## RECORD EXCERPTS
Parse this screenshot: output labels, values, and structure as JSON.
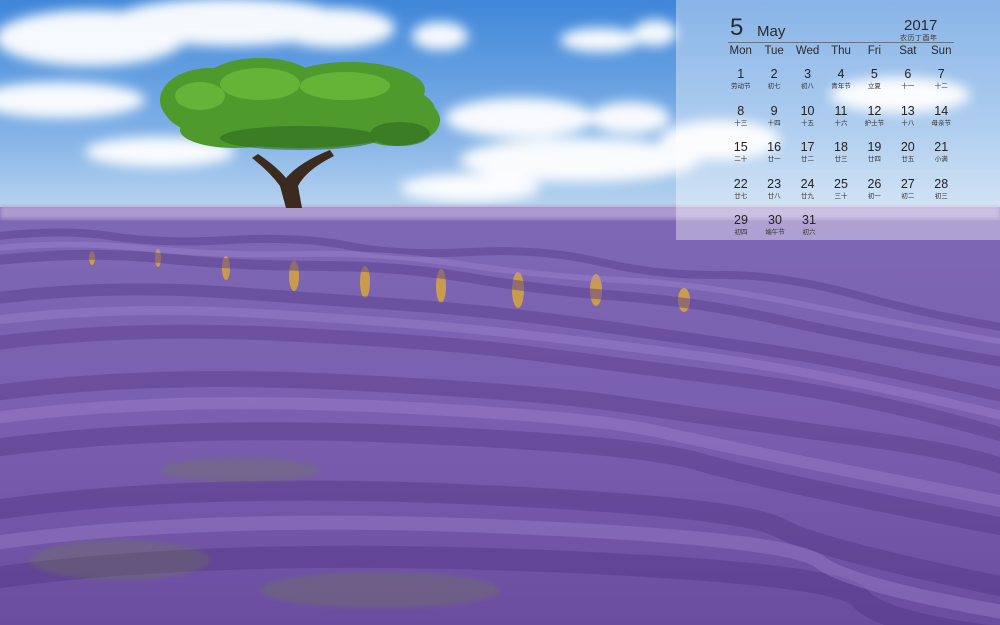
{
  "calendar": {
    "month_number": "5",
    "month_name": "May",
    "year": "2017",
    "year_subtitle": "农历丁酉年",
    "weekdays": [
      "Mon",
      "Tue",
      "Wed",
      "Thu",
      "Fri",
      "Sat",
      "Sun"
    ],
    "weeks": [
      [
        {
          "day": "1",
          "lunar": "劳动节"
        },
        {
          "day": "2",
          "lunar": "初七"
        },
        {
          "day": "3",
          "lunar": "初八"
        },
        {
          "day": "4",
          "lunar": "青年节"
        },
        {
          "day": "5",
          "lunar": "立夏"
        },
        {
          "day": "6",
          "lunar": "十一"
        },
        {
          "day": "7",
          "lunar": "十二"
        }
      ],
      [
        {
          "day": "8",
          "lunar": "十三"
        },
        {
          "day": "9",
          "lunar": "十四"
        },
        {
          "day": "10",
          "lunar": "十五"
        },
        {
          "day": "11",
          "lunar": "十六"
        },
        {
          "day": "12",
          "lunar": "护士节"
        },
        {
          "day": "13",
          "lunar": "十八"
        },
        {
          "day": "14",
          "lunar": "母亲节"
        }
      ],
      [
        {
          "day": "15",
          "lunar": "二十"
        },
        {
          "day": "16",
          "lunar": "廿一"
        },
        {
          "day": "17",
          "lunar": "廿二"
        },
        {
          "day": "18",
          "lunar": "廿三"
        },
        {
          "day": "19",
          "lunar": "廿四"
        },
        {
          "day": "20",
          "lunar": "廿五"
        },
        {
          "day": "21",
          "lunar": "小满"
        }
      ],
      [
        {
          "day": "22",
          "lunar": "廿七"
        },
        {
          "day": "23",
          "lunar": "廿八"
        },
        {
          "day": "24",
          "lunar": "廿九"
        },
        {
          "day": "25",
          "lunar": "三十"
        },
        {
          "day": "26",
          "lunar": "初一"
        },
        {
          "day": "27",
          "lunar": "初二"
        },
        {
          "day": "28",
          "lunar": "初三"
        }
      ],
      [
        {
          "day": "29",
          "lunar": "初四"
        },
        {
          "day": "30",
          "lunar": "端午节"
        },
        {
          "day": "31",
          "lunar": "初六"
        }
      ]
    ]
  }
}
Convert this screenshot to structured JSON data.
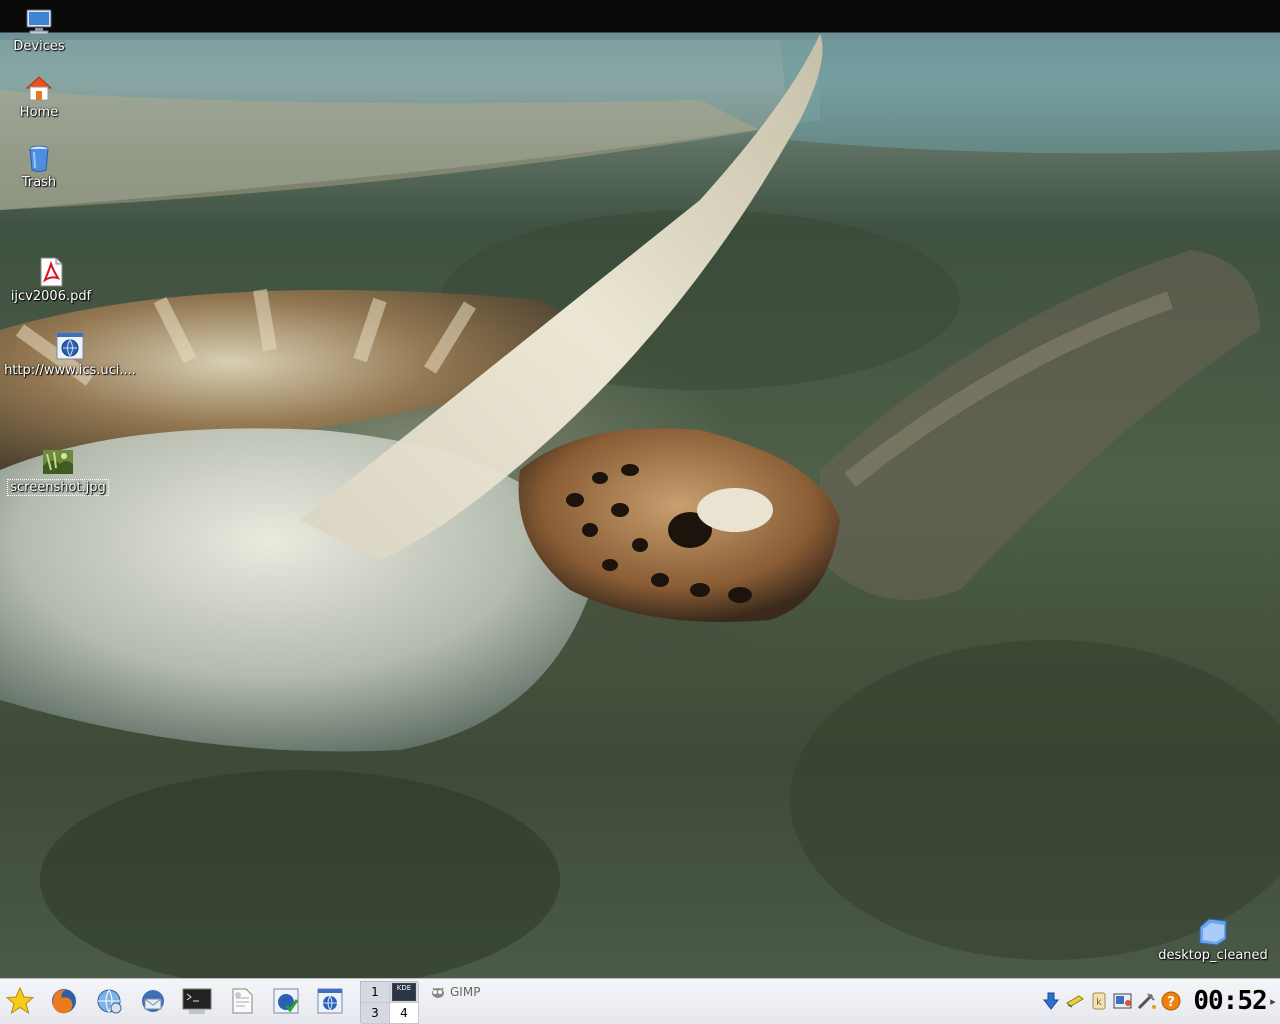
{
  "desktop": {
    "icons": [
      {
        "label": "Devices",
        "icon": "computer-icon"
      },
      {
        "label": "Home",
        "icon": "home-icon"
      },
      {
        "label": "Trash",
        "icon": "trash-icon"
      },
      {
        "label": "ijcv2006.pdf",
        "icon": "pdf-file-icon"
      },
      {
        "label": "http://www.ics.uci....",
        "icon": "web-link-icon"
      },
      {
        "label": "screenshot.jpg",
        "icon": "image-file-icon",
        "selected": true
      },
      {
        "label": "desktop_cleaned",
        "icon": "folder-icon"
      }
    ]
  },
  "panel": {
    "launchers": [
      {
        "name": "k-menu",
        "icon": "star-icon"
      },
      {
        "name": "firefox",
        "icon": "firefox-icon"
      },
      {
        "name": "konqueror",
        "icon": "globe-gear-icon"
      },
      {
        "name": "thunderbird",
        "icon": "mail-bird-icon"
      },
      {
        "name": "terminal",
        "icon": "terminal-icon"
      },
      {
        "name": "file-manager",
        "icon": "document-icon"
      },
      {
        "name": "web-shortcut-1",
        "icon": "web-check-icon"
      },
      {
        "name": "web-shortcut-2",
        "icon": "web-link-icon"
      }
    ],
    "pager": {
      "desktops": [
        "1",
        "KDE",
        "3",
        "4"
      ],
      "active": "4"
    },
    "taskbar": [
      {
        "label": "GIMP",
        "icon": "gimp-icon"
      }
    ],
    "tray": [
      {
        "icon": "download-arrow-icon"
      },
      {
        "icon": "clipboard-icon"
      },
      {
        "icon": "kwallet-icon"
      },
      {
        "icon": "kpilot-icon"
      },
      {
        "icon": "network-icon"
      },
      {
        "icon": "help-icon"
      }
    ],
    "clock": "00:52",
    "more_arrow": "▸"
  },
  "colors": {
    "panel_bg": "#eceef2",
    "clock_text": "#000000",
    "help_orange": "#f08010"
  }
}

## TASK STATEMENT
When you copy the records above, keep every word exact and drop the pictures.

## EXERCISE RESPONSE
Parse this screenshot: output labels, values, and structure as JSON.
{
  "calendar": {
    "month_number": "5",
    "month_name": "May",
    "year": "2017",
    "year_subtitle": "农历丁酉年",
    "weekdays": [
      "Mon",
      "Tue",
      "Wed",
      "Thu",
      "Fri",
      "Sat",
      "Sun"
    ],
    "weeks": [
      [
        {
          "day": "1",
          "lunar": "劳动节"
        },
        {
          "day": "2",
          "lunar": "初七"
        },
        {
          "day": "3",
          "lunar": "初八"
        },
        {
          "day": "4",
          "lunar": "青年节"
        },
        {
          "day": "5",
          "lunar": "立夏"
        },
        {
          "day": "6",
          "lunar": "十一"
        },
        {
          "day": "7",
          "lunar": "十二"
        }
      ],
      [
        {
          "day": "8",
          "lunar": "十三"
        },
        {
          "day": "9",
          "lunar": "十四"
        },
        {
          "day": "10",
          "lunar": "十五"
        },
        {
          "day": "11",
          "lunar": "十六"
        },
        {
          "day": "12",
          "lunar": "护士节"
        },
        {
          "day": "13",
          "lunar": "十八"
        },
        {
          "day": "14",
          "lunar": "母亲节"
        }
      ],
      [
        {
          "day": "15",
          "lunar": "二十"
        },
        {
          "day": "16",
          "lunar": "廿一"
        },
        {
          "day": "17",
          "lunar": "廿二"
        },
        {
          "day": "18",
          "lunar": "廿三"
        },
        {
          "day": "19",
          "lunar": "廿四"
        },
        {
          "day": "20",
          "lunar": "廿五"
        },
        {
          "day": "21",
          "lunar": "小满"
        }
      ],
      [
        {
          "day": "22",
          "lunar": "廿七"
        },
        {
          "day": "23",
          "lunar": "廿八"
        },
        {
          "day": "24",
          "lunar": "廿九"
        },
        {
          "day": "25",
          "lunar": "三十"
        },
        {
          "day": "26",
          "lunar": "初一"
        },
        {
          "day": "27",
          "lunar": "初二"
        },
        {
          "day": "28",
          "lunar": "初三"
        }
      ],
      [
        {
          "day": "29",
          "lunar": "初四"
        },
        {
          "day": "30",
          "lunar": "端午节"
        },
        {
          "day": "31",
          "lunar": "初六"
        }
      ]
    ]
  }
}
Convert this screenshot to structured JSON data.
{
  "desktop": {
    "icons": [
      {
        "label": "Devices",
        "icon": "computer-icon"
      },
      {
        "label": "Home",
        "icon": "home-icon"
      },
      {
        "label": "Trash",
        "icon": "trash-icon"
      },
      {
        "label": "ijcv2006.pdf",
        "icon": "pdf-file-icon"
      },
      {
        "label": "http://www.ics.uci....",
        "icon": "web-link-icon"
      },
      {
        "label": "screenshot.jpg",
        "icon": "image-file-icon",
        "selected": true
      },
      {
        "label": "desktop_cleaned",
        "icon": "folder-icon"
      }
    ]
  },
  "panel": {
    "launchers": [
      {
        "name": "k-menu",
        "icon": "star-icon"
      },
      {
        "name": "firefox",
        "icon": "firefox-icon"
      },
      {
        "name": "konqueror",
        "icon": "globe-gear-icon"
      },
      {
        "name": "thunderbird",
        "icon": "mail-bird-icon"
      },
      {
        "name": "terminal",
        "icon": "terminal-icon"
      },
      {
        "name": "file-manager",
        "icon": "document-icon"
      },
      {
        "name": "web-shortcut-1",
        "icon": "web-check-icon"
      },
      {
        "name": "web-shortcut-2",
        "icon": "web-link-icon"
      }
    ],
    "pager": {
      "desktops": [
        "1",
        "KDE",
        "3",
        "4"
      ],
      "active": "4"
    },
    "taskbar": [
      {
        "label": "GIMP",
        "icon": "gimp-icon"
      }
    ],
    "tray": [
      {
        "icon": "download-arrow-icon"
      },
      {
        "icon": "clipboard-icon"
      },
      {
        "icon": "kwallet-icon"
      },
      {
        "icon": "kpilot-icon"
      },
      {
        "icon": "network-icon"
      },
      {
        "icon": "help-icon"
      }
    ],
    "clock": "00:52",
    "more_arrow": "▸"
  },
  "colors": {
    "panel_bg": "#eceef2",
    "clock_text": "#000000",
    "help_orange": "#f08010"
  }
}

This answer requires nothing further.